Seeking world leaders in dialogue

December 04, 2014

Simon Fraser University’s Centre for Dialogue is now accepting nominations for the 2015/16 Jack P. Blaney Award for Dialogue.

The award will be presented to an individual who has demonstrated international excellence in the use of dialogue to further the understanding of complex and profound public issues. Nominations are encouraged from the fields of international diplomacy and conflict resolution, climate solutions, intercultural interpretation and civic engagement.

In 2014, Chief Robert Joseph, ambassador for Reconciliation Canada, received the “Blaney” for his work in renewing and reconciling relationships among Canada’s Aboriginal and non-Aboriginal peoples.

The Centre hosted a series of five events to recognize this theme of reconciliation, including youth and community workshops, commissioned works of poetry and Reconciling Injustices in a Pluralistic Canada, one of the most comprehensive dialogue events ever held in Canada to highlight the role of stakeholders in reconciling injustices.

Charter for Compassion founder Karen Armstrong, a TED prize recipient, and received the “Blaney” in 2012 and partnered with the Centre to host 12 Days of Compassion. The event served as a catalyst for a citywide conversation on compassion, creating 10 unique events that included the launch of the Greater Vancouver Compassion Network and a compassionate cities initiative. Armstrong returned to the Centre on Nov. 17, 2014 to launch and discuss her new book Fields of Blood: Religion and the History of Violence.

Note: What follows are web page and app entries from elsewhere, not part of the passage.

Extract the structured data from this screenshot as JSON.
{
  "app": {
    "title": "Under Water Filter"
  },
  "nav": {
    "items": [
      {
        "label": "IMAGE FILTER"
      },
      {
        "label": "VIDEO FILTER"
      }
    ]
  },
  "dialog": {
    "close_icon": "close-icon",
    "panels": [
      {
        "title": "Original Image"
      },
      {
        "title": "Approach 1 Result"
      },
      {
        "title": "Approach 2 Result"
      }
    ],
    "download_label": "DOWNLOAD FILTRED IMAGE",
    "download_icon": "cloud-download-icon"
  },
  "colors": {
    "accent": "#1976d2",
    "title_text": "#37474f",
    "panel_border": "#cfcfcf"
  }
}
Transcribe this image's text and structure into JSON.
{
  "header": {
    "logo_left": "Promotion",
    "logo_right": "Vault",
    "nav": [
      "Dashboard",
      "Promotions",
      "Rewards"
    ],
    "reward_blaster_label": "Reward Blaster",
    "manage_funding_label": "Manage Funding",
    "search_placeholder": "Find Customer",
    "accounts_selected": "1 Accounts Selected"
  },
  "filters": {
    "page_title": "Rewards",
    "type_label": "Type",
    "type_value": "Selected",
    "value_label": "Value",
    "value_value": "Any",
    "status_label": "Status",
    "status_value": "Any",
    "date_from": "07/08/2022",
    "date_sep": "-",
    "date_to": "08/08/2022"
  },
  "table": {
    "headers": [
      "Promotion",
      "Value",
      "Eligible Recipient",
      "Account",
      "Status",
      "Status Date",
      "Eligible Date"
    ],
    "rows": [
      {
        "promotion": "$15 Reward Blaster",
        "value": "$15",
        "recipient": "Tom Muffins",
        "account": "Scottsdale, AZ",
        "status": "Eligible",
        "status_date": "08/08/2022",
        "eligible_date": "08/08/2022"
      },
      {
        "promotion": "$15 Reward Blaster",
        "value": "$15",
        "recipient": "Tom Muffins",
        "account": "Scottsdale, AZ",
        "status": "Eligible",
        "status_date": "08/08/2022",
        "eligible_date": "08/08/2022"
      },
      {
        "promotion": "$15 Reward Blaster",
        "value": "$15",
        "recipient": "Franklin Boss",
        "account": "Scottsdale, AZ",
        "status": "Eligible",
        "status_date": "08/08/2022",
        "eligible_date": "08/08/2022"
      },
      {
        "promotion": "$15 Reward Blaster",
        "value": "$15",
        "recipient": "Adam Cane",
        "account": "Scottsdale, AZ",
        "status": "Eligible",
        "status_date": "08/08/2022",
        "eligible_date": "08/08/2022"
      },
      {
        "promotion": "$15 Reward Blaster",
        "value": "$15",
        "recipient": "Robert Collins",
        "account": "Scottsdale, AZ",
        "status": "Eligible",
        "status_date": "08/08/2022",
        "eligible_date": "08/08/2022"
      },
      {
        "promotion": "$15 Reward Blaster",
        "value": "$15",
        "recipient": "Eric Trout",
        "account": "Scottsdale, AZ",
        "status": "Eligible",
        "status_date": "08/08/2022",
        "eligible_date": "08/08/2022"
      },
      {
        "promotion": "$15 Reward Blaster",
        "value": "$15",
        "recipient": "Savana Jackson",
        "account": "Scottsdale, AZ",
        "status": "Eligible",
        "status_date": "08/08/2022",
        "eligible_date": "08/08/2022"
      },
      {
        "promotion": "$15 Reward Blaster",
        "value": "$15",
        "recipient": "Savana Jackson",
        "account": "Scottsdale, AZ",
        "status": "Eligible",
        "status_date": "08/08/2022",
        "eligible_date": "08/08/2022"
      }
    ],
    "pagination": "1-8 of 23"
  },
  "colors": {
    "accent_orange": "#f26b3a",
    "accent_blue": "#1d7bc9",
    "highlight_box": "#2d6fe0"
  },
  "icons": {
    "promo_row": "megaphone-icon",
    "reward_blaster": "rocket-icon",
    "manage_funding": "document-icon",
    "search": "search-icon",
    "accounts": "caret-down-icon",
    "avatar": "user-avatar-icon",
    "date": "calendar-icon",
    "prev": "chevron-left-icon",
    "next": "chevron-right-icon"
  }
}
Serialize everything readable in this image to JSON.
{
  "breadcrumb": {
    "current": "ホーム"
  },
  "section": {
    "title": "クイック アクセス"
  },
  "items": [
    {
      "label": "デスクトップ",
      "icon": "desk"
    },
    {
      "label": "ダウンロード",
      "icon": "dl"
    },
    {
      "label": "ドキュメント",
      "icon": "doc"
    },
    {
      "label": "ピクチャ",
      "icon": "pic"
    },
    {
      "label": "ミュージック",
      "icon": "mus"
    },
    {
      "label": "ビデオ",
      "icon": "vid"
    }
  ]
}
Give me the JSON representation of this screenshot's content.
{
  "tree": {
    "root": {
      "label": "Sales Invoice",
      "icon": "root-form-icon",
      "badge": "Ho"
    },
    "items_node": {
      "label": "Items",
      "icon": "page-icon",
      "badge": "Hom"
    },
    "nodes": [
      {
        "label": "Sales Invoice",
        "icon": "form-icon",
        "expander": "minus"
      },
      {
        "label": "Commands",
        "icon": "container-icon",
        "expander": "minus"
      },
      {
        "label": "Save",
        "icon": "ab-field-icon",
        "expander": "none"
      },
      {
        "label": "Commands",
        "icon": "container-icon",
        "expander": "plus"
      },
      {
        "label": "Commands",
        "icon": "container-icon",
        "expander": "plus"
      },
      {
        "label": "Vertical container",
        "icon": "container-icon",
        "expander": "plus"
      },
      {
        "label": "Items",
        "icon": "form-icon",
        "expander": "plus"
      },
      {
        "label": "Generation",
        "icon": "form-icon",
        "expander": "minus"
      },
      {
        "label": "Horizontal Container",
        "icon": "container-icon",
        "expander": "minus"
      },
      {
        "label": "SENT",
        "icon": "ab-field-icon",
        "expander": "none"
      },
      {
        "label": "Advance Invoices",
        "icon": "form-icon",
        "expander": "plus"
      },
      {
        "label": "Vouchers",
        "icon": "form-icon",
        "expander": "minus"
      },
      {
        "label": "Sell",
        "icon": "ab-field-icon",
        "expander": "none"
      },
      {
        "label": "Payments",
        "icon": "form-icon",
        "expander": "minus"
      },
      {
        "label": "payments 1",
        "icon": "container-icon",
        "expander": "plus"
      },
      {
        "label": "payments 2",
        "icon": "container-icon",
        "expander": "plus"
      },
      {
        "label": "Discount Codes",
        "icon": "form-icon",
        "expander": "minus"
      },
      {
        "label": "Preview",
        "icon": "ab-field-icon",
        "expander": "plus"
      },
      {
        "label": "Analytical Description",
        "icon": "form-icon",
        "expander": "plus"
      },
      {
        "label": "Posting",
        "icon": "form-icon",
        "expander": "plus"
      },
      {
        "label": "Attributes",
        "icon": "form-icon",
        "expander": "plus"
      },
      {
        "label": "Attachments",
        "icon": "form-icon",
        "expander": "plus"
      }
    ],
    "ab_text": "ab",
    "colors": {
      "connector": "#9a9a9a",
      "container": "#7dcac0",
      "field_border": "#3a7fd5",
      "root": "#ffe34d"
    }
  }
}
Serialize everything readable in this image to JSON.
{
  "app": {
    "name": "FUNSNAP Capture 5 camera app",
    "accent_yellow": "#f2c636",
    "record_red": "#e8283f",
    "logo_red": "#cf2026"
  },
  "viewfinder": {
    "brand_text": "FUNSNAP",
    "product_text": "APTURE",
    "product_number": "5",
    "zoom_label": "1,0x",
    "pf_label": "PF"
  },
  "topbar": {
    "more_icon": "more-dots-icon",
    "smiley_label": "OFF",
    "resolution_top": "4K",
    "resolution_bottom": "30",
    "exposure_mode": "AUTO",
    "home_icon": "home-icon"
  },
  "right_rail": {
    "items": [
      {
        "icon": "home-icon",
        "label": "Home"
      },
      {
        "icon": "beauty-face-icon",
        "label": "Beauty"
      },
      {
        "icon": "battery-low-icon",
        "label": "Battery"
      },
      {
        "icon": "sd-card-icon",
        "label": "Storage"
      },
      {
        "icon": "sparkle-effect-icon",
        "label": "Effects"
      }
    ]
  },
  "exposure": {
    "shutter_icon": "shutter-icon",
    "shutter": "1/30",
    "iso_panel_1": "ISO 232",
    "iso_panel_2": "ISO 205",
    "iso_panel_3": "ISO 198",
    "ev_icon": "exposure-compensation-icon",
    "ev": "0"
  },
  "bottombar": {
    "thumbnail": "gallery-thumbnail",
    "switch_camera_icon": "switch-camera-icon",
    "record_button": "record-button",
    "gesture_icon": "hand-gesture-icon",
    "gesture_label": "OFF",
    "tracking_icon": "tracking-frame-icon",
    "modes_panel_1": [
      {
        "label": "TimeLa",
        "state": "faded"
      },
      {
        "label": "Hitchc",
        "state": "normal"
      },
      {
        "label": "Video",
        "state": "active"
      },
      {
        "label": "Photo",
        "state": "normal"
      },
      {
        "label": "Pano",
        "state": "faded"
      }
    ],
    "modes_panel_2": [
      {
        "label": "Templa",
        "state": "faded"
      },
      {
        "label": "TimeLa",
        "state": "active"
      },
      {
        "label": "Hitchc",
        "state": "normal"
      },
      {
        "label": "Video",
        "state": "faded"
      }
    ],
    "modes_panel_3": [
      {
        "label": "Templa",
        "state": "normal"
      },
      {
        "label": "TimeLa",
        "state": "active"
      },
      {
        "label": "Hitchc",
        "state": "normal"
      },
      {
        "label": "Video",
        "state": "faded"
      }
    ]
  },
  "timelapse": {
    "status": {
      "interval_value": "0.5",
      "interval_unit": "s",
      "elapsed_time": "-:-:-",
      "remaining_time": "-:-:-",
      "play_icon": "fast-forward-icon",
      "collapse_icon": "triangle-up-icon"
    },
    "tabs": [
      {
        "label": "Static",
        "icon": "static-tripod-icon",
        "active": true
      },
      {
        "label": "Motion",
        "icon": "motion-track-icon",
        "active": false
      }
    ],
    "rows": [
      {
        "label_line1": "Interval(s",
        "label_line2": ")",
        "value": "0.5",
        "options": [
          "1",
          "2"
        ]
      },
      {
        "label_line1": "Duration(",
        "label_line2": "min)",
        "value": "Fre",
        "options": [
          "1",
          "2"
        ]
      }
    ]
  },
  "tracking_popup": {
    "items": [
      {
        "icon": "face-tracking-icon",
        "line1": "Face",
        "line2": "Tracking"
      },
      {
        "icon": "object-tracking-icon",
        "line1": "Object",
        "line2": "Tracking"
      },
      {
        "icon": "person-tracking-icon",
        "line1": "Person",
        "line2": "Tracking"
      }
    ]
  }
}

Additional past “Blaney” recipients include former United Nations High Commissioner for Human Rights Mary Robinson, choreographer and interdisciplinary artist Liz Lerman and former Under-Secretary General of the United Nations Maurice Strong

For more information on the award and the full nomination package:

The Jack P. Blaney Award for Dialogue is supported by an endowment fund established in September 2000 by friends and colleagues to honour Jack P. Blaney, SFU president emeritus. Blaney saw the need for a dedicated facility to promote and support dialogue among citizens with diverse views to find a path to positive action.